That means a return to the inoffensive but terrifically accomplished piano-rock of their first two records, making the most of Tom Chaplin’s undoubted vocal abilities whilst sticking to a fairly rigid songwriting formula.
It’s not going to sway any detractors, but is at least better than most of the other records that shift bucketloads in Asda.
This week also saw a new release from Wakefield trio The Cribs, one of the best loved bands on the UK’s indie circuit.
In The Belly Of The Brazen Bull marks their first outing since the departure of legendary ex-Smiths guitarist Johnny Marr, the Jarman brothers have gone back to basics and created an album which evokes the punky garage spirit of their earlier days.
Thankfully, they’ve lost none of that initial vigour, with the likes of Chi-Town and Come On, Be A No One being among their finest songs to date.
There’s even a four-piece suite at the end, which works surprisingly well given that it’s a format which hardly lends itself to sloppy imperfection.
It’s an ambitious undertaking, but one which fully pays off on their best record yet. Here’s Chi-Town.
Not so well known, but no less excellent are Canadian trio Silversun Pickups, who have just unveiled their third full-length, Neck Of The Woods.
The band have long drawn comparison to the Smashing Pumpkins (largely down to singer Brian Aubert’s nasal style), but they’ve well and truly distanced themselves from such parallels here, with a distinctly different sound to both of their previous records.
What’s most noticeable is that the distorted guitar attack has been toned down, in favour of a sound which makes greater - though not overwhelming - use of electronic elements.
It’s a shift that takes a while to get used to, but those who persevere will likely find it just as fulfilling as their other works.
Another artist who has undergone a stylistic shift is Sheffield-based singer songwriter Richard Hawley.
Standing On The Sky’s Edge - his seventh studio effort - displays a significantly heavier tone than his previous efforts, abandoning the string section in favour of a morbid psychedelic slant.
It sounds like a cross between Nick Cave and The Verve circa Urban Hymns, and although some may find it hard going the rewards are rich.

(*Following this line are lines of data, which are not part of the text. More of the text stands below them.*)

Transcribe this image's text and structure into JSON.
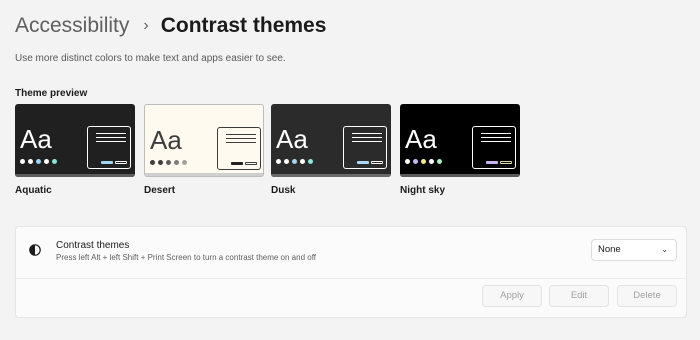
{
  "header": {
    "parent": "Accessibility",
    "separator": "›",
    "title": "Contrast themes",
    "description": "Use more distinct colors to make text and apps easier to see."
  },
  "preview": {
    "label": "Theme preview",
    "themes": [
      {
        "name": "Aquatic",
        "aa": "Aa",
        "bg": "#202020",
        "fg": "#ffffff",
        "bar": "#5c5c5c",
        "dots": [
          "#ffffff",
          "#ffffff",
          "#9ad6f3",
          "#ffffff",
          "#8ae2d7"
        ],
        "btn1": "#9bd8f5",
        "btn2": "#ffffff"
      },
      {
        "name": "Desert",
        "aa": "Aa",
        "bg": "#fffaef",
        "fg": "#3d3d3d",
        "bar": "#cfcfcf",
        "dots": [
          "#3d3d3d",
          "#3d3d3d",
          "#5e5e5e",
          "#7c7c7c",
          "#a1a1a1"
        ],
        "btn1": "#202020",
        "btn2": "#3d3d3d"
      },
      {
        "name": "Dusk",
        "aa": "Aa",
        "bg": "#2b2b2b",
        "fg": "#ffffff",
        "bar": "#6a6a6a",
        "dots": [
          "#ffffff",
          "#ffffff",
          "#a8d3ee",
          "#ffffff",
          "#8de4df"
        ],
        "btn1": "#a9d9f5",
        "btn2": "#ffffff"
      },
      {
        "name": "Night sky",
        "aa": "Aa",
        "bg": "#000000",
        "fg": "#ffffff",
        "bar": "#5a5a5a",
        "dots": [
          "#ffffff",
          "#c8b6f6",
          "#f3e88a",
          "#ffffff",
          "#a4f0bf"
        ],
        "btn1": "#c7b4f5",
        "btn2": "#d9d9a5"
      }
    ]
  },
  "contrast": {
    "title": "Contrast themes",
    "subtitle": "Press left Alt + left Shift + Print Screen to turn a contrast theme on and off",
    "selected": "None",
    "chevron": "⌄",
    "apply_label": "Apply",
    "edit_label": "Edit",
    "delete_label": "Delete"
  },
  "icons": {
    "contrast": "contrast-icon",
    "chevron": "chevron-down-icon"
  }
}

Opener She Brings The Sunlight, for instance, is a soaring cloud of grim dirge which could hardly contradict it’s title more, while the title track presents a more dynamic take on this perennial bleakness. Stream the whole thing here.

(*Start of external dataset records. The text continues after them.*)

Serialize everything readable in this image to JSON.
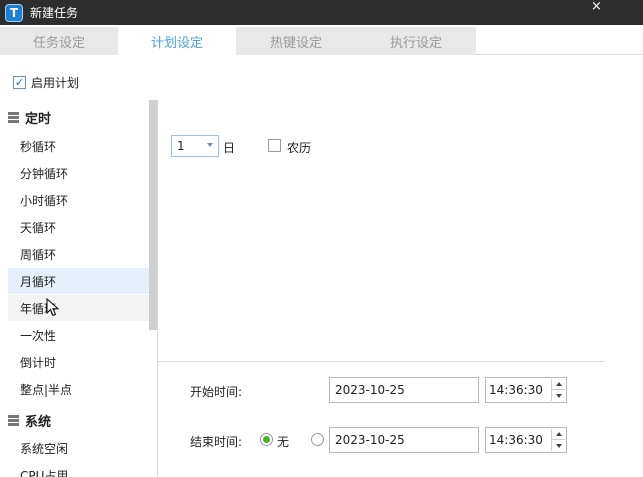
{
  "window": {
    "title": "新建任务",
    "icon_letter": "T",
    "close_glyph": "×"
  },
  "tabs": [
    {
      "label": "任务设定",
      "active": false
    },
    {
      "label": "计划设定",
      "active": true
    },
    {
      "label": "热键设定",
      "active": false
    },
    {
      "label": "执行设定",
      "active": false
    }
  ],
  "enable_plan": {
    "label": "启用计划",
    "checked": true
  },
  "sidebar": {
    "groups": [
      {
        "label": "定时",
        "icon": "list-icon"
      },
      {
        "label": "系统",
        "icon": "list-icon"
      }
    ],
    "items": [
      {
        "label": "秒循环"
      },
      {
        "label": "分钟循环"
      },
      {
        "label": "小时循环"
      },
      {
        "label": "天循环"
      },
      {
        "label": "周循环"
      },
      {
        "label": "月循环",
        "selected": true
      },
      {
        "label": "年循环"
      },
      {
        "label": "一次性"
      },
      {
        "label": "倒计时"
      },
      {
        "label": "整点|半点"
      },
      {
        "label": "系统空闲"
      },
      {
        "label": "CPU占用"
      }
    ]
  },
  "monthly": {
    "day_value": "1",
    "day_unit": "日",
    "lunar_label": "农历",
    "lunar_checked": false
  },
  "start": {
    "label": "开始时间:",
    "date": "2023-10-25",
    "time": "14:36:30"
  },
  "end": {
    "label": "结束时间:",
    "none_label": "无",
    "none_selected": true,
    "date": "2023-10-25",
    "time": "14:36:30"
  }
}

If Hawley’s seven-minute slabs of tangled psychedelica can be a little long winded, hardcore supergroup Off! present quite the opposite extreme.
Brisk, direct and energetic, the LA quartet’s self-titled debut LP (hot off the heels of last year’s First Four EP’s compilation) harks back to the genre’s 80s origins - hardly surprising given that their singer is former Black Flag and current Circle Jerks frontman Keith Morris.

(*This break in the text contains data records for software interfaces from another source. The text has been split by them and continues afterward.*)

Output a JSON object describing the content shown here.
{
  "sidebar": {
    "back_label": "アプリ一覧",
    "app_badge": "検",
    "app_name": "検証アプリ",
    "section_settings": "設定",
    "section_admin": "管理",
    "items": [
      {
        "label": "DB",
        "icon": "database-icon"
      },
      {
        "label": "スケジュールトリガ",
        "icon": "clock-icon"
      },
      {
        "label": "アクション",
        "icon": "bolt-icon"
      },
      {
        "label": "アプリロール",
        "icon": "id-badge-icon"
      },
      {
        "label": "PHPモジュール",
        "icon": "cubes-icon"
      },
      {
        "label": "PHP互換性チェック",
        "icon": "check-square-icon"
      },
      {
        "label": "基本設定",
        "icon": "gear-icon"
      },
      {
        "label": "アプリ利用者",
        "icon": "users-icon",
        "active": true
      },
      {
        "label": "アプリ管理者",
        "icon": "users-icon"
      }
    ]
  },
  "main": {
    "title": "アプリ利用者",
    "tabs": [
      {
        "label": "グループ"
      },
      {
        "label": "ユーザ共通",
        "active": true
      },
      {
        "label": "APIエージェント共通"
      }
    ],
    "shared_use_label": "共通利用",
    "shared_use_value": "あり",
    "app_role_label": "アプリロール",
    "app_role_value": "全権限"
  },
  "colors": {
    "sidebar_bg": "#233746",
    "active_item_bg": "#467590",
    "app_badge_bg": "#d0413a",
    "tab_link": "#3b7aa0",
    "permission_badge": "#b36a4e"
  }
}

Although not quite as good as those early EPs, the record is nevertheless a thrilling throwback, and with 16 songs crammed into a 16-minute run-time represents American punk in its purest form.
British post-punk is hardly in need of a shot in the arm, but Leeds quartet I Like Trains are an exciting proposition regardless, having just released their third full-length The Shallows.
Although not especially original, the quartet certainly seem capable of making an impact on the scene, and should bring plenty of satisfaction to those who enjoy bands such as Wild Beasts, Foals and The Horrors.
Frontman David Martin’s presence is especially enticing, with his vocals falling somewhere in between the morbid baritone of Joy Division’s Ian Curtis and the charismatic wit of Pulp’s Jarvis Cocker. Subtle, streamlined and sexy, it’s a record which delivers emphatically on its maker’s long standing ones-to-watch tag.
Finally, with new album Valtari imminent, now is the ideal time to revisit the catalog of Icelandic post-rock masters Sigur Ros.
The quartet first gained international recognition in the early noughties, with an outstanding run of records capturing hearts and minds around the globe and influencing countless imitators.
( ) and Takk... are both masterpieces in their own right, but for me the majestic and mysterious Ágætis Byrjun remains their finest achievement, portraying an angelic beauty scarcely matched before or since.
Post-rock as a genre has since become tiresome and saturated, but this benchmark proves that when perfected there are few - if any - sounds which can compete.